#### What is required:
Without including any pictures, please copy every entry below exactly.

#### Dataset rows describing interfaces:
##############################
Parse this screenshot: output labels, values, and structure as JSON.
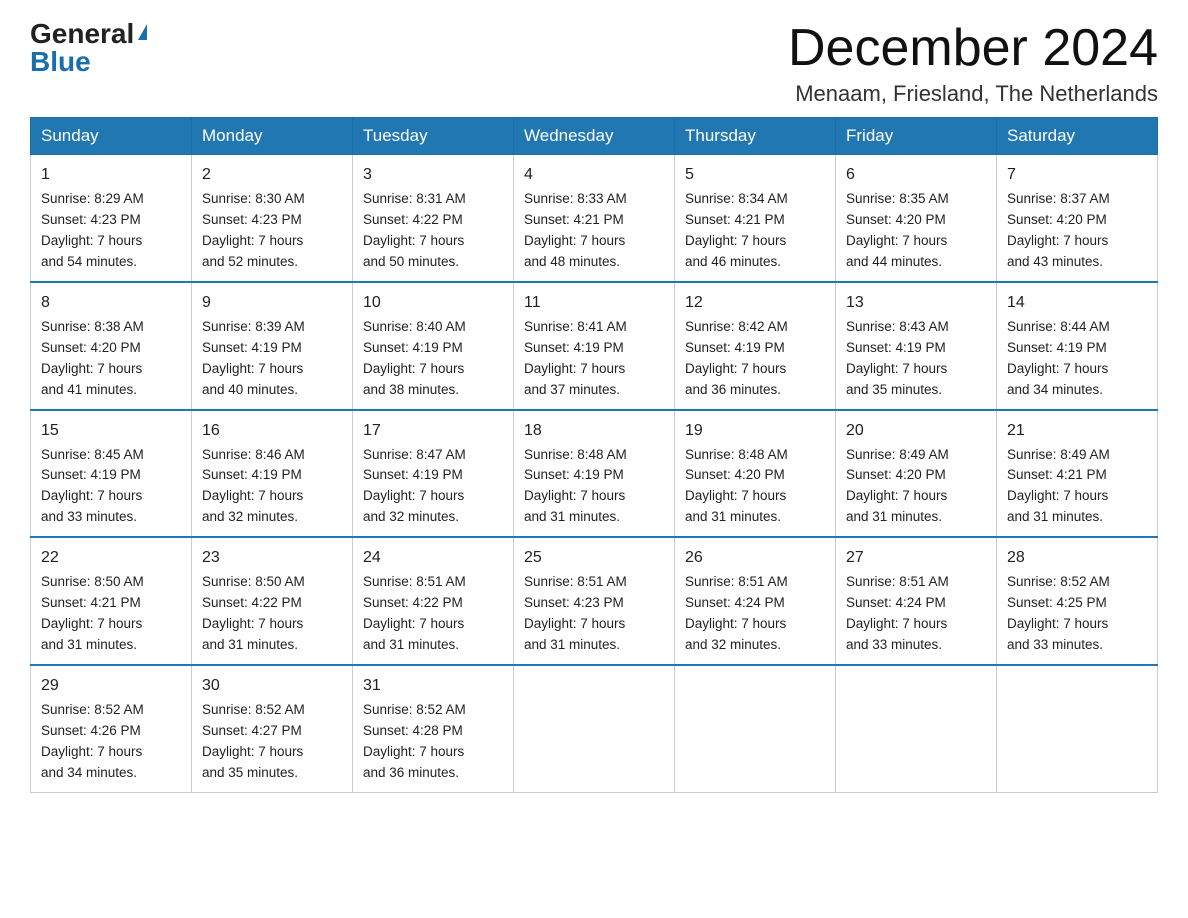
{
  "logo": {
    "general": "General",
    "blue": "Blue"
  },
  "title": "December 2024",
  "location": "Menaam, Friesland, The Netherlands",
  "weekdays": [
    "Sunday",
    "Monday",
    "Tuesday",
    "Wednesday",
    "Thursday",
    "Friday",
    "Saturday"
  ],
  "weeks": [
    [
      {
        "day": "1",
        "sunrise": "8:29 AM",
        "sunset": "4:23 PM",
        "daylight": "7 hours and 54 minutes."
      },
      {
        "day": "2",
        "sunrise": "8:30 AM",
        "sunset": "4:23 PM",
        "daylight": "7 hours and 52 minutes."
      },
      {
        "day": "3",
        "sunrise": "8:31 AM",
        "sunset": "4:22 PM",
        "daylight": "7 hours and 50 minutes."
      },
      {
        "day": "4",
        "sunrise": "8:33 AM",
        "sunset": "4:21 PM",
        "daylight": "7 hours and 48 minutes."
      },
      {
        "day": "5",
        "sunrise": "8:34 AM",
        "sunset": "4:21 PM",
        "daylight": "7 hours and 46 minutes."
      },
      {
        "day": "6",
        "sunrise": "8:35 AM",
        "sunset": "4:20 PM",
        "daylight": "7 hours and 44 minutes."
      },
      {
        "day": "7",
        "sunrise": "8:37 AM",
        "sunset": "4:20 PM",
        "daylight": "7 hours and 43 minutes."
      }
    ],
    [
      {
        "day": "8",
        "sunrise": "8:38 AM",
        "sunset": "4:20 PM",
        "daylight": "7 hours and 41 minutes."
      },
      {
        "day": "9",
        "sunrise": "8:39 AM",
        "sunset": "4:19 PM",
        "daylight": "7 hours and 40 minutes."
      },
      {
        "day": "10",
        "sunrise": "8:40 AM",
        "sunset": "4:19 PM",
        "daylight": "7 hours and 38 minutes."
      },
      {
        "day": "11",
        "sunrise": "8:41 AM",
        "sunset": "4:19 PM",
        "daylight": "7 hours and 37 minutes."
      },
      {
        "day": "12",
        "sunrise": "8:42 AM",
        "sunset": "4:19 PM",
        "daylight": "7 hours and 36 minutes."
      },
      {
        "day": "13",
        "sunrise": "8:43 AM",
        "sunset": "4:19 PM",
        "daylight": "7 hours and 35 minutes."
      },
      {
        "day": "14",
        "sunrise": "8:44 AM",
        "sunset": "4:19 PM",
        "daylight": "7 hours and 34 minutes."
      }
    ],
    [
      {
        "day": "15",
        "sunrise": "8:45 AM",
        "sunset": "4:19 PM",
        "daylight": "7 hours and 33 minutes."
      },
      {
        "day": "16",
        "sunrise": "8:46 AM",
        "sunset": "4:19 PM",
        "daylight": "7 hours and 32 minutes."
      },
      {
        "day": "17",
        "sunrise": "8:47 AM",
        "sunset": "4:19 PM",
        "daylight": "7 hours and 32 minutes."
      },
      {
        "day": "18",
        "sunrise": "8:48 AM",
        "sunset": "4:19 PM",
        "daylight": "7 hours and 31 minutes."
      },
      {
        "day": "19",
        "sunrise": "8:48 AM",
        "sunset": "4:20 PM",
        "daylight": "7 hours and 31 minutes."
      },
      {
        "day": "20",
        "sunrise": "8:49 AM",
        "sunset": "4:20 PM",
        "daylight": "7 hours and 31 minutes."
      },
      {
        "day": "21",
        "sunrise": "8:49 AM",
        "sunset": "4:21 PM",
        "daylight": "7 hours and 31 minutes."
      }
    ],
    [
      {
        "day": "22",
        "sunrise": "8:50 AM",
        "sunset": "4:21 PM",
        "daylight": "7 hours and 31 minutes."
      },
      {
        "day": "23",
        "sunrise": "8:50 AM",
        "sunset": "4:22 PM",
        "daylight": "7 hours and 31 minutes."
      },
      {
        "day": "24",
        "sunrise": "8:51 AM",
        "sunset": "4:22 PM",
        "daylight": "7 hours and 31 minutes."
      },
      {
        "day": "25",
        "sunrise": "8:51 AM",
        "sunset": "4:23 PM",
        "daylight": "7 hours and 31 minutes."
      },
      {
        "day": "26",
        "sunrise": "8:51 AM",
        "sunset": "4:24 PM",
        "daylight": "7 hours and 32 minutes."
      },
      {
        "day": "27",
        "sunrise": "8:51 AM",
        "sunset": "4:24 PM",
        "daylight": "7 hours and 33 minutes."
      },
      {
        "day": "28",
        "sunrise": "8:52 AM",
        "sunset": "4:25 PM",
        "daylight": "7 hours and 33 minutes."
      }
    ],
    [
      {
        "day": "29",
        "sunrise": "8:52 AM",
        "sunset": "4:26 PM",
        "daylight": "7 hours and 34 minutes."
      },
      {
        "day": "30",
        "sunrise": "8:52 AM",
        "sunset": "4:27 PM",
        "daylight": "7 hours and 35 minutes."
      },
      {
        "day": "31",
        "sunrise": "8:52 AM",
        "sunset": "4:28 PM",
        "daylight": "7 hours and 36 minutes."
      },
      null,
      null,
      null,
      null
    ]
  ],
  "labels": {
    "sunrise": "Sunrise:",
    "sunset": "Sunset:",
    "daylight": "Daylight:"
  }
}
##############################
#### Task solution:
Parse this screenshot: output labels, values, and structure as JSON.
{
  "logo": {
    "general": "General",
    "blue": "Blue"
  },
  "title": "December 2024",
  "location": "Menaam, Friesland, The Netherlands",
  "weekdays": [
    "Sunday",
    "Monday",
    "Tuesday",
    "Wednesday",
    "Thursday",
    "Friday",
    "Saturday"
  ],
  "weeks": [
    [
      {
        "day": "1",
        "sunrise": "8:29 AM",
        "sunset": "4:23 PM",
        "daylight": "7 hours and 54 minutes."
      },
      {
        "day": "2",
        "sunrise": "8:30 AM",
        "sunset": "4:23 PM",
        "daylight": "7 hours and 52 minutes."
      },
      {
        "day": "3",
        "sunrise": "8:31 AM",
        "sunset": "4:22 PM",
        "daylight": "7 hours and 50 minutes."
      },
      {
        "day": "4",
        "sunrise": "8:33 AM",
        "sunset": "4:21 PM",
        "daylight": "7 hours and 48 minutes."
      },
      {
        "day": "5",
        "sunrise": "8:34 AM",
        "sunset": "4:21 PM",
        "daylight": "7 hours and 46 minutes."
      },
      {
        "day": "6",
        "sunrise": "8:35 AM",
        "sunset": "4:20 PM",
        "daylight": "7 hours and 44 minutes."
      },
      {
        "day": "7",
        "sunrise": "8:37 AM",
        "sunset": "4:20 PM",
        "daylight": "7 hours and 43 minutes."
      }
    ],
    [
      {
        "day": "8",
        "sunrise": "8:38 AM",
        "sunset": "4:20 PM",
        "daylight": "7 hours and 41 minutes."
      },
      {
        "day": "9",
        "sunrise": "8:39 AM",
        "sunset": "4:19 PM",
        "daylight": "7 hours and 40 minutes."
      },
      {
        "day": "10",
        "sunrise": "8:40 AM",
        "sunset": "4:19 PM",
        "daylight": "7 hours and 38 minutes."
      },
      {
        "day": "11",
        "sunrise": "8:41 AM",
        "sunset": "4:19 PM",
        "daylight": "7 hours and 37 minutes."
      },
      {
        "day": "12",
        "sunrise": "8:42 AM",
        "sunset": "4:19 PM",
        "daylight": "7 hours and 36 minutes."
      },
      {
        "day": "13",
        "sunrise": "8:43 AM",
        "sunset": "4:19 PM",
        "daylight": "7 hours and 35 minutes."
      },
      {
        "day": "14",
        "sunrise": "8:44 AM",
        "sunset": "4:19 PM",
        "daylight": "7 hours and 34 minutes."
      }
    ],
    [
      {
        "day": "15",
        "sunrise": "8:45 AM",
        "sunset": "4:19 PM",
        "daylight": "7 hours and 33 minutes."
      },
      {
        "day": "16",
        "sunrise": "8:46 AM",
        "sunset": "4:19 PM",
        "daylight": "7 hours and 32 minutes."
      },
      {
        "day": "17",
        "sunrise": "8:47 AM",
        "sunset": "4:19 PM",
        "daylight": "7 hours and 32 minutes."
      },
      {
        "day": "18",
        "sunrise": "8:48 AM",
        "sunset": "4:19 PM",
        "daylight": "7 hours and 31 minutes."
      },
      {
        "day": "19",
        "sunrise": "8:48 AM",
        "sunset": "4:20 PM",
        "daylight": "7 hours and 31 minutes."
      },
      {
        "day": "20",
        "sunrise": "8:49 AM",
        "sunset": "4:20 PM",
        "daylight": "7 hours and 31 minutes."
      },
      {
        "day": "21",
        "sunrise": "8:49 AM",
        "sunset": "4:21 PM",
        "daylight": "7 hours and 31 minutes."
      }
    ],
    [
      {
        "day": "22",
        "sunrise": "8:50 AM",
        "sunset": "4:21 PM",
        "daylight": "7 hours and 31 minutes."
      },
      {
        "day": "23",
        "sunrise": "8:50 AM",
        "sunset": "4:22 PM",
        "daylight": "7 hours and 31 minutes."
      },
      {
        "day": "24",
        "sunrise": "8:51 AM",
        "sunset": "4:22 PM",
        "daylight": "7 hours and 31 minutes."
      },
      {
        "day": "25",
        "sunrise": "8:51 AM",
        "sunset": "4:23 PM",
        "daylight": "7 hours and 31 minutes."
      },
      {
        "day": "26",
        "sunrise": "8:51 AM",
        "sunset": "4:24 PM",
        "daylight": "7 hours and 32 minutes."
      },
      {
        "day": "27",
        "sunrise": "8:51 AM",
        "sunset": "4:24 PM",
        "daylight": "7 hours and 33 minutes."
      },
      {
        "day": "28",
        "sunrise": "8:52 AM",
        "sunset": "4:25 PM",
        "daylight": "7 hours and 33 minutes."
      }
    ],
    [
      {
        "day": "29",
        "sunrise": "8:52 AM",
        "sunset": "4:26 PM",
        "daylight": "7 hours and 34 minutes."
      },
      {
        "day": "30",
        "sunrise": "8:52 AM",
        "sunset": "4:27 PM",
        "daylight": "7 hours and 35 minutes."
      },
      {
        "day": "31",
        "sunrise": "8:52 AM",
        "sunset": "4:28 PM",
        "daylight": "7 hours and 36 minutes."
      },
      null,
      null,
      null,
      null
    ]
  ],
  "labels": {
    "sunrise": "Sunrise:",
    "sunset": "Sunset:",
    "daylight": "Daylight:"
  }
}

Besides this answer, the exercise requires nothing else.